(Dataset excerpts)
···
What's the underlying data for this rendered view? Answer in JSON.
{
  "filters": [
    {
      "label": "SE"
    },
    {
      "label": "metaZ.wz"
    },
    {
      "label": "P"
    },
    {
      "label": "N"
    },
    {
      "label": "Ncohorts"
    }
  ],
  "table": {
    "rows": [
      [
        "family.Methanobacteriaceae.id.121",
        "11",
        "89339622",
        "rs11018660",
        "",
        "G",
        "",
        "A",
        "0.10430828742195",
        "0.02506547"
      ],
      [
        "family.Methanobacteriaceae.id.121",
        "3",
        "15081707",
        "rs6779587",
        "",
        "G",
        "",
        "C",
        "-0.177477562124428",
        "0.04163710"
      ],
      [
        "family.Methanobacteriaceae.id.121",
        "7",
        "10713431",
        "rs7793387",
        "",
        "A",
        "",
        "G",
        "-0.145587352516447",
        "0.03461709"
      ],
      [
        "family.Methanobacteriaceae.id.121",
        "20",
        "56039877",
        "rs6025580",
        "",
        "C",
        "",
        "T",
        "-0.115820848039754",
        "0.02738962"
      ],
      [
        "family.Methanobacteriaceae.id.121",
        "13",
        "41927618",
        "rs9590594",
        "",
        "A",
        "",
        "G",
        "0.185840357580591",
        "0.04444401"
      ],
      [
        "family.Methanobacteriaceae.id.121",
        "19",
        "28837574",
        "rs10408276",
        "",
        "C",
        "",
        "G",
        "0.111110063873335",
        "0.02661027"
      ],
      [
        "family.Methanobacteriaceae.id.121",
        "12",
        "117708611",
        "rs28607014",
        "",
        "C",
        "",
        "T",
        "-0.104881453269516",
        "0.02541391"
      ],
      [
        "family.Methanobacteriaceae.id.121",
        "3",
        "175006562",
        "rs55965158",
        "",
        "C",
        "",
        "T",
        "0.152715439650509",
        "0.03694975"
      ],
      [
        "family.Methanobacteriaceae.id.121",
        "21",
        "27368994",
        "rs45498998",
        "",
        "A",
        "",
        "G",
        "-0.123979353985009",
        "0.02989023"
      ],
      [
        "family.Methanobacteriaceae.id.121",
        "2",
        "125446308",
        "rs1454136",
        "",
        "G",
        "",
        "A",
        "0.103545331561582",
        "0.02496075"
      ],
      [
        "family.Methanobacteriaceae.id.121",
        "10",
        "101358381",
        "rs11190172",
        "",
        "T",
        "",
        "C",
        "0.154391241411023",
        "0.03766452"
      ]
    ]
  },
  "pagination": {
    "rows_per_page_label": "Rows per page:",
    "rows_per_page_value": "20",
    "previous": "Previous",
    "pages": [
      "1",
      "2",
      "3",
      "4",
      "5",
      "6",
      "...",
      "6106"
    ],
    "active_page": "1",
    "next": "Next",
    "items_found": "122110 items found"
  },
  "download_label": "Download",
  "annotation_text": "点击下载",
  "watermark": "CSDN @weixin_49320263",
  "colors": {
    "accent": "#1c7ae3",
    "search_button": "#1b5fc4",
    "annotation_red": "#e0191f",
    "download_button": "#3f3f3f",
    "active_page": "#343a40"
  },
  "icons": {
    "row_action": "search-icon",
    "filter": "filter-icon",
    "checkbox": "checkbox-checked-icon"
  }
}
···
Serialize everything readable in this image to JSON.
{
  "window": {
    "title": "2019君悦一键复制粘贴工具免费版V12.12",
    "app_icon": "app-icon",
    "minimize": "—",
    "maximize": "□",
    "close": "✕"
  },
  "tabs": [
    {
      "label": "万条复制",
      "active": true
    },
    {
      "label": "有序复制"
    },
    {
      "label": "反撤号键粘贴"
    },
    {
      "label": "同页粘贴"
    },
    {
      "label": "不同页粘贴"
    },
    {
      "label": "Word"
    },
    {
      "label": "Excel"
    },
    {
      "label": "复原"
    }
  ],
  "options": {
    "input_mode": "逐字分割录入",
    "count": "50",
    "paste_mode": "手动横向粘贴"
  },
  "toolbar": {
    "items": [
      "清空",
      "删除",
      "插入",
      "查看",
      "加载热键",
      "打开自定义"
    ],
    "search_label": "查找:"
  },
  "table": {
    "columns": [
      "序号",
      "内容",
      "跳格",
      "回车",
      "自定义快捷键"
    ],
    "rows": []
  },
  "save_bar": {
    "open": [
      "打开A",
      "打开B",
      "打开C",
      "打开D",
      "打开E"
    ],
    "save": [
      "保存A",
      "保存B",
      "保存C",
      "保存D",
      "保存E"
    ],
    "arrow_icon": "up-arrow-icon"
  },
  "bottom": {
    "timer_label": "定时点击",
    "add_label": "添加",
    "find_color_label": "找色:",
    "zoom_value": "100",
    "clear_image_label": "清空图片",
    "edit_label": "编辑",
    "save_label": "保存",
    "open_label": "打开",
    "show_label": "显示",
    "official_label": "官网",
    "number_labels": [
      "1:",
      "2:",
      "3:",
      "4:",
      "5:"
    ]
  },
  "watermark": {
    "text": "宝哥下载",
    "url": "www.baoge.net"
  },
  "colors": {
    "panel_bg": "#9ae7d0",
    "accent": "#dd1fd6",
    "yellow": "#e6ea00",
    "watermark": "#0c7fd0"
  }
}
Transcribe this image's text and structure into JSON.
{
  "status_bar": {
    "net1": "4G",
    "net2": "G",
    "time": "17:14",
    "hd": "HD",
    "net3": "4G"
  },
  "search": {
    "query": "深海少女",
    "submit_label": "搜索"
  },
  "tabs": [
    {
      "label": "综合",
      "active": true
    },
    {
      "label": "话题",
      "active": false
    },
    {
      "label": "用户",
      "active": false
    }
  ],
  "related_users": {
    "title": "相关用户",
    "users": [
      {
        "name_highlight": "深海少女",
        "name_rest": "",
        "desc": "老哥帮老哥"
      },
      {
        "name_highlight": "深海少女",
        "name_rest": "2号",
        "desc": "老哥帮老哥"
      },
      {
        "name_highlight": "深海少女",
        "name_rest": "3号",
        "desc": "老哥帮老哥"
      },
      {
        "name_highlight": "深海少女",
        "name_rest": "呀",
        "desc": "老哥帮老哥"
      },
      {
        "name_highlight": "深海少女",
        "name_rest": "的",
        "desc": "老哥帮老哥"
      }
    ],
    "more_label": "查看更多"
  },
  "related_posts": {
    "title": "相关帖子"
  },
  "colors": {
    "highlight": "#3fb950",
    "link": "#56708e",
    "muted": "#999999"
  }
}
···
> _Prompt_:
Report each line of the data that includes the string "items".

> _Result of the exercise_:
    "items_found": "122110 items found"
    "items": [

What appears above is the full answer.